• Task item: The entries follow. Print each one exactly.

• Task inputs:
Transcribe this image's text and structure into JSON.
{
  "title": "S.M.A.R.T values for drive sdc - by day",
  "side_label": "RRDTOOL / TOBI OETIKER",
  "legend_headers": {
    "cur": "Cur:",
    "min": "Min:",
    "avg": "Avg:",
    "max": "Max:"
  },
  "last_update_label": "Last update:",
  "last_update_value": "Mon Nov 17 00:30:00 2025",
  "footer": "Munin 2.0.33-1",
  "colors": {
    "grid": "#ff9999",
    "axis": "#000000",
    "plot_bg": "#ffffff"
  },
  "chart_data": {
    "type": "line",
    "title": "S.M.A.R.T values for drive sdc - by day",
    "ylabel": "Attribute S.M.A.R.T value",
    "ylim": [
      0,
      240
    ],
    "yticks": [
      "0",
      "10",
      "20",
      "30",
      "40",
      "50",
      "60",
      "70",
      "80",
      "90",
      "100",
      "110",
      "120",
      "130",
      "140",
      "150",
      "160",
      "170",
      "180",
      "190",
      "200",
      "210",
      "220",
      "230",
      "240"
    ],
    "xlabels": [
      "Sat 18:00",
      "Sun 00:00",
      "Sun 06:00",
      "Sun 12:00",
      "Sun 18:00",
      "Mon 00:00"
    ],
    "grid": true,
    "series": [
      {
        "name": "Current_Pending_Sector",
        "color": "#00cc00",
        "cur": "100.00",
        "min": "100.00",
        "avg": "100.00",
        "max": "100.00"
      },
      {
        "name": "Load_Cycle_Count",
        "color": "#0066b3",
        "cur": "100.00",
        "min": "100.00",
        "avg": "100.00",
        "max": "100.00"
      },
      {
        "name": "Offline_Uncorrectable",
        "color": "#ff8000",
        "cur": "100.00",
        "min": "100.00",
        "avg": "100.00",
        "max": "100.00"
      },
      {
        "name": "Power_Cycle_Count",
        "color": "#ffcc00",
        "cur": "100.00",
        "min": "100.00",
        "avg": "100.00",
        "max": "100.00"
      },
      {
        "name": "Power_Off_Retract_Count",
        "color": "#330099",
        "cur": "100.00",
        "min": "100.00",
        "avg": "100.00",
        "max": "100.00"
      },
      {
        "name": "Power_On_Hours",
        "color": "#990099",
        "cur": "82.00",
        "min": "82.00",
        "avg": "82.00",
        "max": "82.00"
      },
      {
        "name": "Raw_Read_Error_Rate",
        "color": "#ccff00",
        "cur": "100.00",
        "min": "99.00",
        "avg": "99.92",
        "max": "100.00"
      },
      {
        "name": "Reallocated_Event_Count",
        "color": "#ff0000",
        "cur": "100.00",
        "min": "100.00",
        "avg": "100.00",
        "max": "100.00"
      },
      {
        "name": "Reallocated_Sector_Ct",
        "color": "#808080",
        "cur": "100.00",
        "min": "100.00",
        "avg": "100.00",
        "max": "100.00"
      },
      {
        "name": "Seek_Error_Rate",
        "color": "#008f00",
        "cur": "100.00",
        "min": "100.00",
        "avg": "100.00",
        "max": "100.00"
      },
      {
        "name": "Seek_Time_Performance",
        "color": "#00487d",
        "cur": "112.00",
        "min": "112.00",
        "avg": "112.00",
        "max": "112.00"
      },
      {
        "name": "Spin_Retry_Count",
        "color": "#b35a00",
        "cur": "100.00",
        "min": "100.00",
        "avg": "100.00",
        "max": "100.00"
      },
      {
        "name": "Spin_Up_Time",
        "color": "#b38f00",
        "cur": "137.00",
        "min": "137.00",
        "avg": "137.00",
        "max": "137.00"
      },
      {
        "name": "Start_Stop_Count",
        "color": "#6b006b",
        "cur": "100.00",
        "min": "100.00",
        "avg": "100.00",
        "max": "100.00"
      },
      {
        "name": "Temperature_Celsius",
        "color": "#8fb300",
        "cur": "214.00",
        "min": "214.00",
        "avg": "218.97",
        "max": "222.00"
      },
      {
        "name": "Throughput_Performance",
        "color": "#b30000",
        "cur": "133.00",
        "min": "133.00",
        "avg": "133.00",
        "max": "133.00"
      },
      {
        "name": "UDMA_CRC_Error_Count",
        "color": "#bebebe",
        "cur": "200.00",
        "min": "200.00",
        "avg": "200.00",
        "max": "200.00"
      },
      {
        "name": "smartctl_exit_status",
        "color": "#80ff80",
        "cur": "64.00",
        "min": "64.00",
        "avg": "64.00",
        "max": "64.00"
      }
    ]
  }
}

• Exercise output:
Transcribe this image's text and structure into JSON.
{
  "title": "S.M.A.R.T values for drive sdc - by day",
  "side_label": "RRDTOOL / TOBI OETIKER",
  "legend_headers": {
    "cur": "Cur:",
    "min": "Min:",
    "avg": "Avg:",
    "max": "Max:"
  },
  "last_update_label": "Last update:",
  "last_update_value": "Mon Nov 17 00:30:00 2025",
  "footer": "Munin 2.0.33-1",
  "colors": {
    "grid": "#ff9999",
    "axis": "#000000",
    "plot_bg": "#ffffff"
  },
  "chart_data": {
    "type": "line",
    "title": "S.M.A.R.T values for drive sdc - by day",
    "ylabel": "Attribute S.M.A.R.T value",
    "ylim": [
      0,
      240
    ],
    "yticks": [
      "0",
      "10",
      "20",
      "30",
      "40",
      "50",
      "60",
      "70",
      "80",
      "90",
      "100",
      "110",
      "120",
      "130",
      "140",
      "150",
      "160",
      "170",
      "180",
      "190",
      "200",
      "210",
      "220",
      "230",
      "240"
    ],
    "xlabels": [
      "Sat 18:00",
      "Sun 00:00",
      "Sun 06:00",
      "Sun 12:00",
      "Sun 18:00",
      "Mon 00:00"
    ],
    "grid": true,
    "series": [
      {
        "name": "Current_Pending_Sector",
        "color": "#00cc00",
        "cur": "100.00",
        "min": "100.00",
        "avg": "100.00",
        "max": "100.00"
      },
      {
        "name": "Load_Cycle_Count",
        "color": "#0066b3",
        "cur": "100.00",
        "min": "100.00",
        "avg": "100.00",
        "max": "100.00"
      },
      {
        "name": "Offline_Uncorrectable",
        "color": "#ff8000",
        "cur": "100.00",
        "min": "100.00",
        "avg": "100.00",
        "max": "100.00"
      },
      {
        "name": "Power_Cycle_Count",
        "color": "#ffcc00",
        "cur": "100.00",
        "min": "100.00",
        "avg": "100.00",
        "max": "100.00"
      },
      {
        "name": "Power_Off_Retract_Count",
        "color": "#330099",
        "cur": "100.00",
        "min": "100.00",
        "avg": "100.00",
        "max": "100.00"
      },
      {
        "name": "Power_On_Hours",
        "color": "#990099",
        "cur": "82.00",
        "min": "82.00",
        "avg": "82.00",
        "max": "82.00"
      },
      {
        "name": "Raw_Read_Error_Rate",
        "color": "#ccff00",
        "cur": "100.00",
        "min": "99.00",
        "avg": "99.92",
        "max": "100.00"
      },
      {
        "name": "Reallocated_Event_Count",
        "color": "#ff0000",
        "cur": "100.00",
        "min": "100.00",
        "avg": "100.00",
        "max": "100.00"
      },
      {
        "name": "Reallocated_Sector_Ct",
        "color": "#808080",
        "cur": "100.00",
        "min": "100.00",
        "avg": "100.00",
        "max": "100.00"
      },
      {
        "name": "Seek_Error_Rate",
        "color": "#008f00",
        "cur": "100.00",
        "min": "100.00",
        "avg": "100.00",
        "max": "100.00"
      },
      {
        "name": "Seek_Time_Performance",
        "color": "#00487d",
        "cur": "112.00",
        "min": "112.00",
        "avg": "112.00",
        "max": "112.00"
      },
      {
        "name": "Spin_Retry_Count",
        "color": "#b35a00",
        "cur": "100.00",
        "min": "100.00",
        "avg": "100.00",
        "max": "100.00"
      },
      {
        "name": "Spin_Up_Time",
        "color": "#b38f00",
        "cur": "137.00",
        "min": "137.00",
        "avg": "137.00",
        "max": "137.00"
      },
      {
        "name": "Start_Stop_Count",
        "color": "#6b006b",
        "cur": "100.00",
        "min": "100.00",
        "avg": "100.00",
        "max": "100.00"
      },
      {
        "name": "Temperature_Celsius",
        "color": "#8fb300",
        "cur": "214.00",
        "min": "214.00",
        "avg": "218.97",
        "max": "222.00"
      },
      {
        "name": "Throughput_Performance",
        "color": "#b30000",
        "cur": "133.00",
        "min": "133.00",
        "avg": "133.00",
        "max": "133.00"
      },
      {
        "name": "UDMA_CRC_Error_Count",
        "color": "#bebebe",
        "cur": "200.00",
        "min": "200.00",
        "avg": "200.00",
        "max": "200.00"
      },
      {
        "name": "smartctl_exit_status",
        "color": "#80ff80",
        "cur": "64.00",
        "min": "64.00",
        "avg": "64.00",
        "max": "64.00"
      }
    ]
  }
}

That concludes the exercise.